**BRIEF**: Only the number is wanted: how many lines of the data contain "Google"?

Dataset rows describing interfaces

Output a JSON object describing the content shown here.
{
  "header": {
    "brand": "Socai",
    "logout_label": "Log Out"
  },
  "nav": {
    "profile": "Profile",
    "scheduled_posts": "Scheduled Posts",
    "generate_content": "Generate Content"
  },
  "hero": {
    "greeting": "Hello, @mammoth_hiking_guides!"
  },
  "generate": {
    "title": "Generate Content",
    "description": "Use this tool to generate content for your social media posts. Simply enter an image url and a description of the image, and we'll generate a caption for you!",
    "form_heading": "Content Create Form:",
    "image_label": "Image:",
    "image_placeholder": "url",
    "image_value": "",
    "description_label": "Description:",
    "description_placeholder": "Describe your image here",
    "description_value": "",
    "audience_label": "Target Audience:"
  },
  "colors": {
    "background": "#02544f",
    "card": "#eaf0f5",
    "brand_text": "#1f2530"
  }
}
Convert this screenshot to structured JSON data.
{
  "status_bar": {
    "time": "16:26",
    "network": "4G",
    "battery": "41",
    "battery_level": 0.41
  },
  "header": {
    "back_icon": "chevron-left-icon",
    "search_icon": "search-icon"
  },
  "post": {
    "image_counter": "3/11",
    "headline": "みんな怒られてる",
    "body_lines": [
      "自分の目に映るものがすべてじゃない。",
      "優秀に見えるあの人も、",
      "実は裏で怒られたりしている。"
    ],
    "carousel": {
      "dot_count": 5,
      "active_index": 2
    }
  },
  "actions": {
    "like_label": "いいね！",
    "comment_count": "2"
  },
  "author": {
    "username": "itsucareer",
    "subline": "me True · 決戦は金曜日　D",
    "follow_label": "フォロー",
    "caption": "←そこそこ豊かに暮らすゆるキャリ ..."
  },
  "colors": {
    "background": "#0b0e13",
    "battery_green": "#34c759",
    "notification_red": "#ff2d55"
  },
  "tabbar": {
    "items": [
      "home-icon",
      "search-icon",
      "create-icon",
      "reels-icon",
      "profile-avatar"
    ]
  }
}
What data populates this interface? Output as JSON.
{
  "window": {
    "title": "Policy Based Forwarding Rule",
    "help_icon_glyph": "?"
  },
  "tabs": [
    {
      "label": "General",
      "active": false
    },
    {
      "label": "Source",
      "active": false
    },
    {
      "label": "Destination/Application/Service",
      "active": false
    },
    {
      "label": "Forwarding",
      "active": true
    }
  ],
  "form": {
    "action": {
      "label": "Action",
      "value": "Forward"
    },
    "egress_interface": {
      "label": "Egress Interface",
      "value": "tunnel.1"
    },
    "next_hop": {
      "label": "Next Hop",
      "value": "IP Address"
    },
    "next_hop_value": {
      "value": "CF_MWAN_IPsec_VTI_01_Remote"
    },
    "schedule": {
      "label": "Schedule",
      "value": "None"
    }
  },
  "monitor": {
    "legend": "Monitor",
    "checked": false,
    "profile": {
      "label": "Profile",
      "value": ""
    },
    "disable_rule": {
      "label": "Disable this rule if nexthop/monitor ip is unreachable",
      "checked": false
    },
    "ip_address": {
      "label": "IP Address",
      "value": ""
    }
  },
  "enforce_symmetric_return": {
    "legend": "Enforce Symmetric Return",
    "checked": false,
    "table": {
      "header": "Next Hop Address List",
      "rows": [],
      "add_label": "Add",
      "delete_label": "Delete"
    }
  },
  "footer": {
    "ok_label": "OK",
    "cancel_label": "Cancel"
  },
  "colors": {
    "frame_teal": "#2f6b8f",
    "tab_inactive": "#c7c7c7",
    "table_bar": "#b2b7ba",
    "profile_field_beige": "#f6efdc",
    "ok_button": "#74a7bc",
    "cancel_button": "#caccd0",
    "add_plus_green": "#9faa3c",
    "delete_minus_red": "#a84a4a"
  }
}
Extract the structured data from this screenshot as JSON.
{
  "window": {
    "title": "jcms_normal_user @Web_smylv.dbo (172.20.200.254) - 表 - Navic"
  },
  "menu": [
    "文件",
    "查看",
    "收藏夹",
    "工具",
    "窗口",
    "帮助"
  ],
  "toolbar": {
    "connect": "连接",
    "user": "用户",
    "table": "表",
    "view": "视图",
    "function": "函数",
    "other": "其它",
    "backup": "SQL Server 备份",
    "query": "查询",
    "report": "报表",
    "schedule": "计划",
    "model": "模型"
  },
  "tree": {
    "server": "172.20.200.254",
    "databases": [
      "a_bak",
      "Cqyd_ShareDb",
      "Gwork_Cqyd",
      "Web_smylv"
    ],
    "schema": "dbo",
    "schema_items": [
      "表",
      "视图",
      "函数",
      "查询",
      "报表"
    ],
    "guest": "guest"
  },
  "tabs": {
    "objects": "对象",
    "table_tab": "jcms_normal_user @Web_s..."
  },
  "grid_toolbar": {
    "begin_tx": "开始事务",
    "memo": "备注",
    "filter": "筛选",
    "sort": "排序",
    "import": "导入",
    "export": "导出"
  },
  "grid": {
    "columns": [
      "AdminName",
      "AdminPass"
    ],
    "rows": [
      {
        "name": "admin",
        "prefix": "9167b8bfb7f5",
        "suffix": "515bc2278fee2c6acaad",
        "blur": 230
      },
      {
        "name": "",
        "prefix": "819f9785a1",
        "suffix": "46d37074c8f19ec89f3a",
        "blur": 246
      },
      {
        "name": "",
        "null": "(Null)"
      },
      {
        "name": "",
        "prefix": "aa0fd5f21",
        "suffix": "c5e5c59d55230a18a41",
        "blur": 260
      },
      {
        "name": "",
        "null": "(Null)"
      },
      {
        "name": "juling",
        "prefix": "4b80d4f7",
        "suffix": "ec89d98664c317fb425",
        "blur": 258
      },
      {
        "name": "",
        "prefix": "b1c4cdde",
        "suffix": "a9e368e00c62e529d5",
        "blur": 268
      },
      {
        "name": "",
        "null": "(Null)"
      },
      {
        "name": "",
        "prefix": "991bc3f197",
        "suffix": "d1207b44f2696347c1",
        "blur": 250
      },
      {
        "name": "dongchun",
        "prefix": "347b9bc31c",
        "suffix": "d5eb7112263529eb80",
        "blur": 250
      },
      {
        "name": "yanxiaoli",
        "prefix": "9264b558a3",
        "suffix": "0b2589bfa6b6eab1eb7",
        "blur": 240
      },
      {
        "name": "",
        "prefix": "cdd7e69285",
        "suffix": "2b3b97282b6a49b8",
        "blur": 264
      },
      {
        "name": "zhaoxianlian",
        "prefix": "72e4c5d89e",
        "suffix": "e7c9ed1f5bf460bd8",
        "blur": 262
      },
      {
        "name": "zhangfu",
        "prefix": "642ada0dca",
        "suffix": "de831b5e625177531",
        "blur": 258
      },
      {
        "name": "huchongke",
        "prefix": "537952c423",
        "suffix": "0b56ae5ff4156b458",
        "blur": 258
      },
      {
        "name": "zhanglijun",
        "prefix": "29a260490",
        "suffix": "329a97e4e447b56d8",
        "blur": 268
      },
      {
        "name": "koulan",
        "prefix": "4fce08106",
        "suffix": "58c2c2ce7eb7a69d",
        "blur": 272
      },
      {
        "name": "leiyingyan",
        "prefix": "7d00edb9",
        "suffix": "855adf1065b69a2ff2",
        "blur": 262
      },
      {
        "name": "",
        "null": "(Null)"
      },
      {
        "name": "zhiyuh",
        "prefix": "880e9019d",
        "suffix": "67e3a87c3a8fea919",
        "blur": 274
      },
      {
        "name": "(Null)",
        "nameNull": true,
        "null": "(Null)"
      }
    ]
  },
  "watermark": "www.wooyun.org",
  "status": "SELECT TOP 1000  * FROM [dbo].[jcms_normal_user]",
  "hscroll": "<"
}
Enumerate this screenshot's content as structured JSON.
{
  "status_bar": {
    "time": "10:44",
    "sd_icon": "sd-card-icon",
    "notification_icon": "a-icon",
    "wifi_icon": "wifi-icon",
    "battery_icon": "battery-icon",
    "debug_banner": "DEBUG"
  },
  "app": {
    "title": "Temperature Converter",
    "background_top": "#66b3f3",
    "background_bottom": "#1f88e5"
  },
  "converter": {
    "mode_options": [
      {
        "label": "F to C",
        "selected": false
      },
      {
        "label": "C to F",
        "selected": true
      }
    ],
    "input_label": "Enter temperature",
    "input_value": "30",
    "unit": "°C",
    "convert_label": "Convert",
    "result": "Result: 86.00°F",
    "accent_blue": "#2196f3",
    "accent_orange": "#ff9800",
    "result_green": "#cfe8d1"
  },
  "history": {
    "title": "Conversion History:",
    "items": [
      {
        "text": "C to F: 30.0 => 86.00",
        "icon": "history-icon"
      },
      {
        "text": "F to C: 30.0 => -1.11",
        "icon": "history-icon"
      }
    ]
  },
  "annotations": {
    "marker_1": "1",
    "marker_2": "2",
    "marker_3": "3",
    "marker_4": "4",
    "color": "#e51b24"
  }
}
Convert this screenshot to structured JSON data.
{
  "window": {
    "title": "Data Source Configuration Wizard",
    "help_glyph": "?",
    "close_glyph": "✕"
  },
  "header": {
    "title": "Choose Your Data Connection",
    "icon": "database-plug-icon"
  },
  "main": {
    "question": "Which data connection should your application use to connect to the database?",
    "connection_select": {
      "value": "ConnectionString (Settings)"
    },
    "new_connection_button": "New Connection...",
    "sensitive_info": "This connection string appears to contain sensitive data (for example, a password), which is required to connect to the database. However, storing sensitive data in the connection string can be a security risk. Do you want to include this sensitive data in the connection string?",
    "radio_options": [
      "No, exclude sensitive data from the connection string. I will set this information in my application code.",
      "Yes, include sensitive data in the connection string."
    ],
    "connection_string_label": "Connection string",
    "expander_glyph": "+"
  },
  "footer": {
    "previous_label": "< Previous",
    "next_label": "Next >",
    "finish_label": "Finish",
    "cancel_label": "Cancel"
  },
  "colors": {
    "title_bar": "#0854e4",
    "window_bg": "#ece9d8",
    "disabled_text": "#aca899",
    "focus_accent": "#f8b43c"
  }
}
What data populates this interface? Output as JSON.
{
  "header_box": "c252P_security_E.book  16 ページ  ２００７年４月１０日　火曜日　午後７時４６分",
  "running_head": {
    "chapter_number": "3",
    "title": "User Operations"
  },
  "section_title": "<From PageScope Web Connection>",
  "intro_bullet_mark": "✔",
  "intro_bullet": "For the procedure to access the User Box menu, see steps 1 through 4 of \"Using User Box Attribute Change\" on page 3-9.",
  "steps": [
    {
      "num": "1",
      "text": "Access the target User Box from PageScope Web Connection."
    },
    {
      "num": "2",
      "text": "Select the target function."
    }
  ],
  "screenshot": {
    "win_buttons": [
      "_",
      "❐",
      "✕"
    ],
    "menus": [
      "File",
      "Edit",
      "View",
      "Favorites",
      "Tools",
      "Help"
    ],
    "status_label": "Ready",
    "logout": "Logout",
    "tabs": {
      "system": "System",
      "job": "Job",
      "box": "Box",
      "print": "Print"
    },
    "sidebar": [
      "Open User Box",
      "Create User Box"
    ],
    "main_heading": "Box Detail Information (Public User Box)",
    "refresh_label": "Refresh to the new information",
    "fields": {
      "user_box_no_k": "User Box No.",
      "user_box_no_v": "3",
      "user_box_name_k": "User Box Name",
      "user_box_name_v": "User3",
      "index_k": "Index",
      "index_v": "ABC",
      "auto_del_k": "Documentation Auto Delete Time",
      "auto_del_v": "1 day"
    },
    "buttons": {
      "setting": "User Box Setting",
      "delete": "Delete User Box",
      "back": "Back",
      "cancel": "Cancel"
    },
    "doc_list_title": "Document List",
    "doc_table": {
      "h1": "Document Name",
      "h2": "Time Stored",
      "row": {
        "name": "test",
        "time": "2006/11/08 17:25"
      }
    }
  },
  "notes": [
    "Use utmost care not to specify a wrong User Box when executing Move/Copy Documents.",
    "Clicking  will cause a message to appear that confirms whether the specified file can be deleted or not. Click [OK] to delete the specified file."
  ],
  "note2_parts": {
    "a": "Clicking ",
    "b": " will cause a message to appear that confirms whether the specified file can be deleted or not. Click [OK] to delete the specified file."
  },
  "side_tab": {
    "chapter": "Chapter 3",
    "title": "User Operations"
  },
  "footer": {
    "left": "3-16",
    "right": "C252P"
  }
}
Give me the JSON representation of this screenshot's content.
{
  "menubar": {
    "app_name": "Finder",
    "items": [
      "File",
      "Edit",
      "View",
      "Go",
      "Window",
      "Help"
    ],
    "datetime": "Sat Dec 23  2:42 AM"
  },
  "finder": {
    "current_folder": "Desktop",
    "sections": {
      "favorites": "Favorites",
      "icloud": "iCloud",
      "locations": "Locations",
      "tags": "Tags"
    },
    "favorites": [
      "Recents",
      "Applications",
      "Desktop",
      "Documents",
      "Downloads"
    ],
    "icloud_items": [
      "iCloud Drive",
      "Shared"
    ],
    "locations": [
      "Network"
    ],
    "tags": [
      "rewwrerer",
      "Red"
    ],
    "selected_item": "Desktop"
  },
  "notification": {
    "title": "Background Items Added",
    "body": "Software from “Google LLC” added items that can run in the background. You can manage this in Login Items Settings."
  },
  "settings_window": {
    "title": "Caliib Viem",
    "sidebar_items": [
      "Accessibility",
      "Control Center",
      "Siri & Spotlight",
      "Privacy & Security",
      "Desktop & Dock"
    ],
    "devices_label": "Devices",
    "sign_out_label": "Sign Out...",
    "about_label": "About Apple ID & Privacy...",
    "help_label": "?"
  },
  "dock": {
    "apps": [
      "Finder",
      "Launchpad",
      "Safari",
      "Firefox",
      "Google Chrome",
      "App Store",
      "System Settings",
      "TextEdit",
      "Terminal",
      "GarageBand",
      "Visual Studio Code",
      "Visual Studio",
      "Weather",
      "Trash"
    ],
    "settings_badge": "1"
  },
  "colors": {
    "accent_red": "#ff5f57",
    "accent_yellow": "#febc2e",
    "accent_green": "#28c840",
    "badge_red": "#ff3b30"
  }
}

**RESULT OF THIS EXERCISE**: 2